A mortgage is usually paid monthly, and is paid for over a period of 25 or 30 years (although these amounts and terms vary according to the contract). The borrower needs to pay back the capital and the interest on the capital. Different terms and different rates are used, depending on the mortgage lender.

Standard variable rates

This is an interest rate calculated on the standard variable rate – that indicated by the central bank, plus adjustment depending on your mortgage lender. It’s a common rate to use. There are many mortgage deals on the market, however, that are more favourable to the borrower.

Tracker mortgages

Tracker mortgages are similar to the standard variable rate mortgage in that the interest rates largely depend on the base rate, but they are more favourable (usually), and track the change in rate cuts.

Fixed rate mortgages

It’s a fixed rate, decided by the mortgage lender, and completely independent of the changes in base rates.

Discount mortgages

They can offer serious advantages – but they can also be dangerous and could be subject to rises.

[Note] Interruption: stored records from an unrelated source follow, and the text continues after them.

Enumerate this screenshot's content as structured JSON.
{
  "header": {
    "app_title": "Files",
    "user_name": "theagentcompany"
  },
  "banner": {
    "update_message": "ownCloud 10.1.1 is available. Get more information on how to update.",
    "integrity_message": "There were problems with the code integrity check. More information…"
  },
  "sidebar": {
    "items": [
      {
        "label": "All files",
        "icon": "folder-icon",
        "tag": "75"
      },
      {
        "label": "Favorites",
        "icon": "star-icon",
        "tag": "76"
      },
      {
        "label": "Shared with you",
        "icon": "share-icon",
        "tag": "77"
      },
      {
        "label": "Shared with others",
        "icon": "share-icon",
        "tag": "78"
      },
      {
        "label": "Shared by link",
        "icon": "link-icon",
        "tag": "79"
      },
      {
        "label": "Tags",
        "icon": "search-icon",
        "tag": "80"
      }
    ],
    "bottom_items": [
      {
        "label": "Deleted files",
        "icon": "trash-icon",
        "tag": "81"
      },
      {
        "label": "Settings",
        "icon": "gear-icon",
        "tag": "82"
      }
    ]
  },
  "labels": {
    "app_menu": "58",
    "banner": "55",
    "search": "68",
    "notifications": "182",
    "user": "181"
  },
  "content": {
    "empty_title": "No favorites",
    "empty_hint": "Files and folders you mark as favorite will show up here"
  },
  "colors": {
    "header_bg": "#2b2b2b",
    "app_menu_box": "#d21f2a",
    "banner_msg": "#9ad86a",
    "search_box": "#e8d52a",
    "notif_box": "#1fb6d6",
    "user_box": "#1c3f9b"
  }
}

Deciding is not always easy – your decision should be based on your prospects for the future as well as your prediction of what the future economy (and more especially interest rates) will hold. You’ll also have to be careful on what kind of contract you sign; some contracts have a clause with a “collar” in it, which stops you from switching deals. If it’s all a little too confusing, you’re not alone with that feeling. Seek professional advice – speak to a mortgage advisor Colchester from such firms as Flagstone, for instance – if it gets a bit too much. It’s your future that’s at stake, after all.